LONDON: HSBC Holdings Plc boosted its overall bonus pool by almost a third to US$3.5 billion in part to retain staff, the latest example of how an industry-wide race for talent is pushing up costs.
“2021 was characterised by a sharp economic rebound and an extraordinarily competitive labour market,” HSBC said in its annual report. “It is critical for our long-term performance that we continue to attract and retain the talent necessary to deliver our strategic priorities.”
The jump comes after the bank cut variable pay by 20.4% to US$2.66 billion for 2020.
Lenders across Wall Street and in Europe are ramping up staff awards as competition for talent increases after the pandemic-fuelled trading and mergers boom.
Deal-makers at Morgan Stanley, JPMorgan Chase & Co and Goldman Sachs Group Inc received bonus increases of as much as 30%, 40% and 50%, causing those banks to incur some of the highest personnel expenses in years. Goldman Sachs is paying an average of 23% more per employee for last year.
HSBC’s US$3.495 billion variable pay pool for 2021 is the highest since a US$3.66 billion payout in 2014. The total pay and benefits for the median employee for 2021 was £54,678 (US$74,200), a 12% increase compared with 2020.

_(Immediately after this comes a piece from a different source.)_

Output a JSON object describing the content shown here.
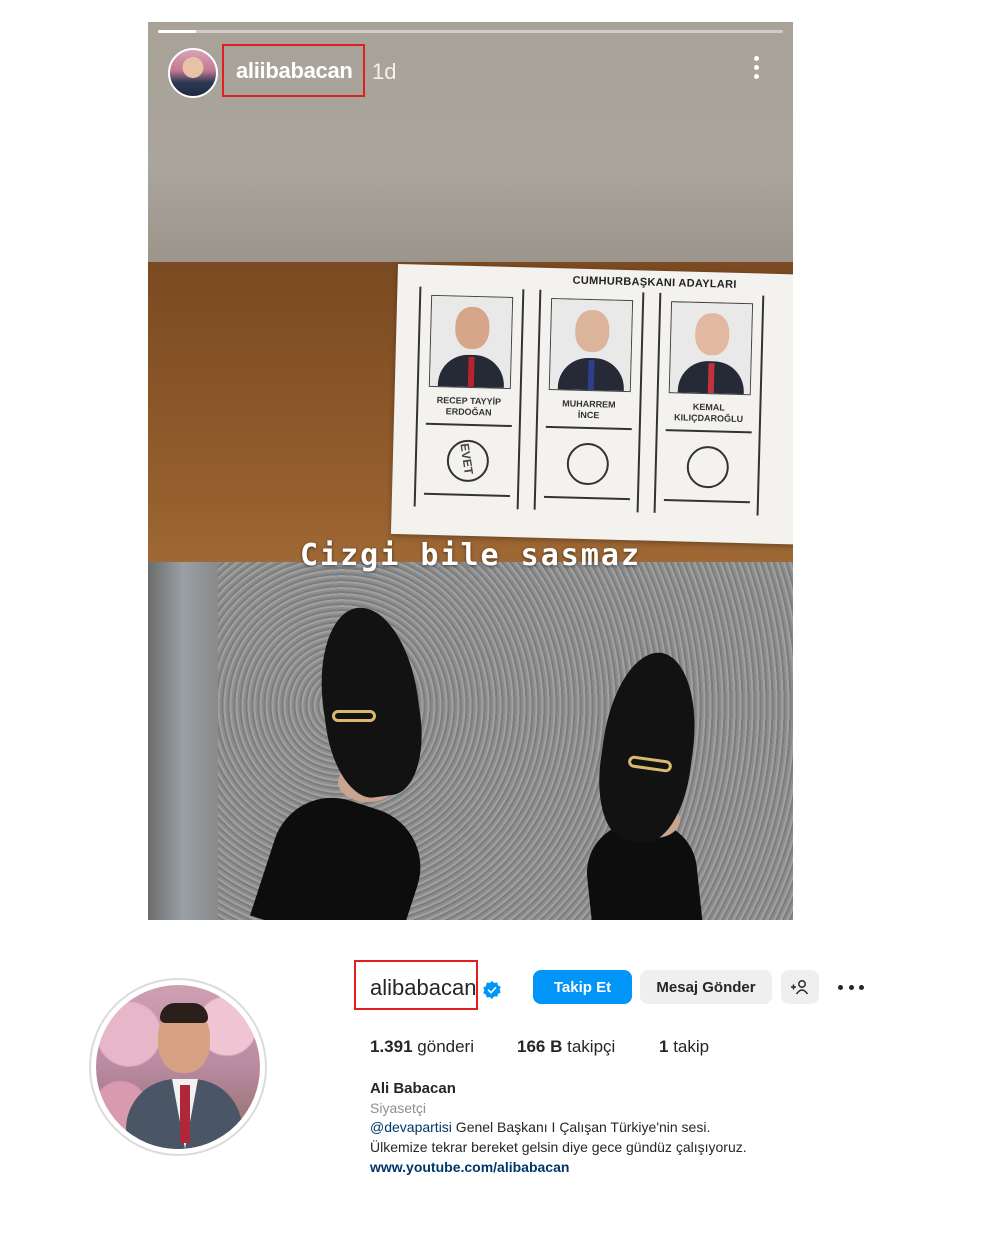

The UK lender said that the total compensation across all its businesses was up relative to 2020, and for junior staff, the increase was “slightly lower” as they were protected against material volatility in the previous year.
Fixed pay increases were targeted at junior staff to help address the impact of rising inflation, according to the annual report.
This month, Bloomberg reported that some junior bankers at HSBC could receive bonuses worth up to 100% more than what they received last year. More senior staff were expected to receive at least an average of at least a 10% increase in their bonuses.